The Tapes appear to have been well-spoken, cultured, westernized people. As a contemporary reporter put it, their house "bore the unmistakable signs of refinement and had nothing
to make any one believe it the home of a Chinese family," and the Tapes themselves, "although
they had the features and forms of the Chinese race, everything else
about them was thoroughly American." Do have a look at the rest of the article, published around 1892, for the reporter's constant surprise at finding Chinese people who can act like Amurrkins. Sadly, it's a surprise very familiar to me.

The reporter also describes the Tape family's accomplishments: their four children were learning piano, horn, violin, and dancing, Mary herself was an award-winning photographer and painter, and she and her husband communicated across the city by telegraph. Mary made her own photographic plates and was self-taught in her artistic accomplishments. Joseph was a hunter who had a collection of stuffed birds he shot himself.
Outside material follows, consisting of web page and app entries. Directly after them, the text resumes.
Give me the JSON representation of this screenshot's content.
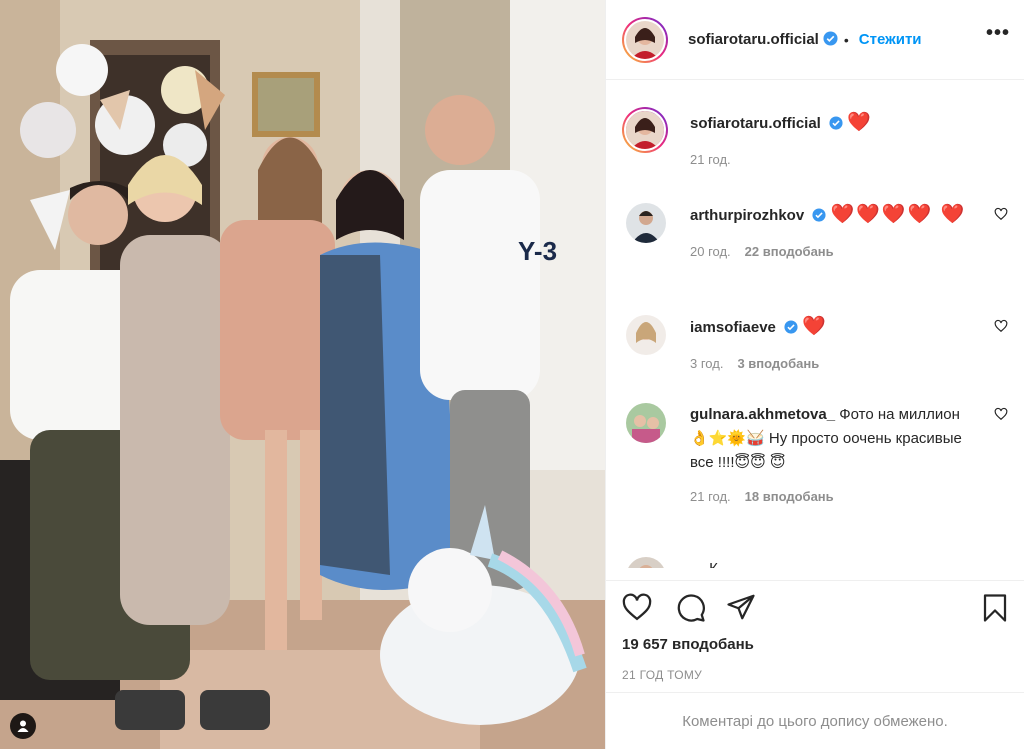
{
  "header": {
    "username": "sofiarotaru.official",
    "follow_label": "Стежити",
    "more_label": "•••"
  },
  "caption": {
    "username": "sofiarotaru.official",
    "text": "❤️",
    "time": "21 год."
  },
  "comments": [
    {
      "username": "arthurpirozhkov",
      "text": "❤️❤️❤️❤️ ❤️",
      "time": "20 год.",
      "likes": "22 вподобань"
    },
    {
      "username": "iamsofiaeve",
      "text": "❤️",
      "time": "3 год.",
      "likes": "3 вподобань"
    },
    {
      "username": "gulnara.akhmetova_",
      "text": "Фото на миллион 👌⭐🌞🥁 Ну просто оочень красивые все !!!!😇😇 😇",
      "time": "21 год.",
      "likes": "18 вподобань"
    },
    {
      "username": "…",
      "text": "К…"
    }
  ],
  "post": {
    "likes": "19 657 вподобань",
    "time_ago": "21 ГОД ТОМУ",
    "comments_disabled": "Коментарі до цього допису обмежено."
  },
  "icons": [
    "heart-icon",
    "comment-icon",
    "share-icon",
    "bookmark-icon",
    "verified-icon",
    "more-icon",
    "tag-icon"
  ],
  "colors": {
    "accent": "#0095f6",
    "heart": "#e0142b",
    "muted": "#8e8e8e",
    "text": "#262626"
  }
}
In 1884, their eldest daughter, Mamie, then eight years old, was denied admission to her local public school in San Francisco. The Tapes brought a lawsuit against the principal of the elementary school (Tape v. Hurley), which resulted in a decision that all children, regardless of race, had the right to a public school education. When the decision was upheld by the California Supreme Court, the school board responded by creating an amendment to the school code that kept "Mongolian" children out of public schools as long as there were separate schools available for them. A separate school for Chinese children was established in 1885, and San Francisco schools weren't desegregated until the 1920s, when a critical mass of Chinese children needed to go to high school. School segregation wasn't made illegal until Brown v. Board of Education in 1954.
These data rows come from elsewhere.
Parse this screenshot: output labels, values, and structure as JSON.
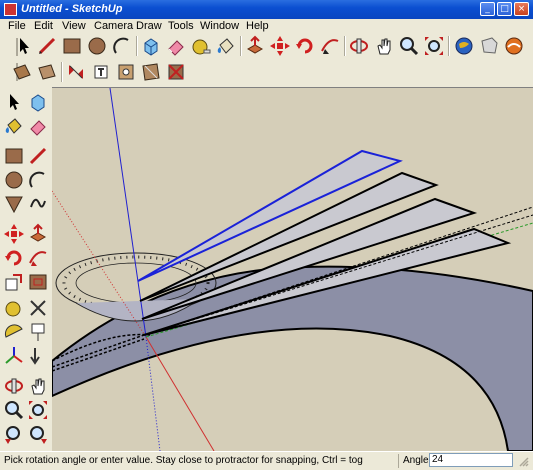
{
  "window": {
    "title": "Untitled - SketchUp"
  },
  "title_buttons": {
    "minimize": "_",
    "maximize": "□",
    "close": "×"
  },
  "menus": [
    "File",
    "Edit",
    "View",
    "Camera",
    "Draw",
    "Tools",
    "Window",
    "Help"
  ],
  "toolbar_top": [
    "select-icon",
    "line-icon",
    "rectangle-icon",
    "circle-icon",
    "arc-icon",
    "make-component-icon",
    "eraser-icon",
    "tape-measure-icon",
    "paint-bucket-icon",
    "push-pull-icon",
    "move-icon",
    "rotate-icon",
    "follow-me-icon",
    "orbit-icon",
    "pan-icon",
    "zoom-icon",
    "zoom-extents-icon",
    "get-models-icon",
    "share-model-icon",
    "components-icon"
  ],
  "toolbar_second": [
    "section-plane-icon",
    "section-cut-icon",
    "dimension-icon",
    "text-icon",
    "axes-icon",
    "3d-text-icon",
    "paint-icon"
  ],
  "left_toolbar": [
    "select-icon",
    "make-component-icon",
    "paint-bucket-icon",
    "eraser-icon",
    "rectangle-icon",
    "line-icon",
    "circle-icon",
    "arc-icon",
    "polygon-icon",
    "freehand-icon",
    "move-icon",
    "push-pull-icon",
    "rotate-icon",
    "follow-me-icon",
    "scale-icon",
    "offset-icon",
    "tape-measure-icon",
    "dimension-icon",
    "protractor-icon",
    "text-icon",
    "axes-icon",
    "3d-text-icon",
    "orbit-icon",
    "pan-icon",
    "zoom-icon",
    "zoom-window-icon",
    "previous-view-icon",
    "next-view-icon"
  ],
  "status": {
    "message": "Pick rotation angle or enter value.  Stay close to protractor for snapping, Ctrl = tog",
    "vcb_label": "Angle",
    "vcb_value": "24"
  },
  "colors": {
    "title_bar": "#0b4fd1",
    "viewport_background": "#d5ceb8",
    "face_color": "#8c8fa6",
    "fin_fill": "#c9c9d0",
    "selected_edge": "#1a22d8",
    "red_axis": "#d03030",
    "green_axis": "#2a9a2a",
    "blue_axis": "#2020d0"
  }
}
In 1895 the Tapes moved to Berkeley and began acquiring property there, in addition to a ranch in Hayward and property in Ukiah. The family maintained those properties until the 1970s. You can read more about the family and see photographs here. Mary and Joseph Tape died within five months of each other in 1934 and 35.

The thing about the Tapes, and Mary in particular, is that their story is so common among Asian Americans today: the striving for achievement, for westernization and acceptance in the society in which they found themselves, for wealth, property and professional success. What is surprising about it is that they were the first, or among the first, to create this model of Asian American life. We now have demographic terms to describe Mary: a 1.5, a transracial adoptee (although she wasn't adopted by a family so much as by an institution.) Her ideas, desires, and level of accomplishment are things we see throughout our communities. Even her historic bid for legal justice for her children is of a piece with our conception of ourselves, and with how mainstream America conceives of us: a model minority, holding education in great esteem, and willing to hazard a great deal for the sake of our children.

I'm frustrated by the fact that there was no conception at the time of the Tapes being an American, rather than a Chinese, family. It frustrates me because I have so many questions that I would want to ask Mary about how she saw herself, her family, and her situation; but they're all questions that no one at the time would know to ask. There's a sense in the articles that the Tapes were pleased by the attention and praise that they got for being poodles who could walk on their hind legs. But Mary's letter to the school board shows another side: a frustrated attempt to name herself and her children in the absence of language that could universally define them.

We have that language now, and yet I still see that frustration in our community -- and in other American communities -- every day. It's evidence both of progress, and of the enormous amount of work we still have to do.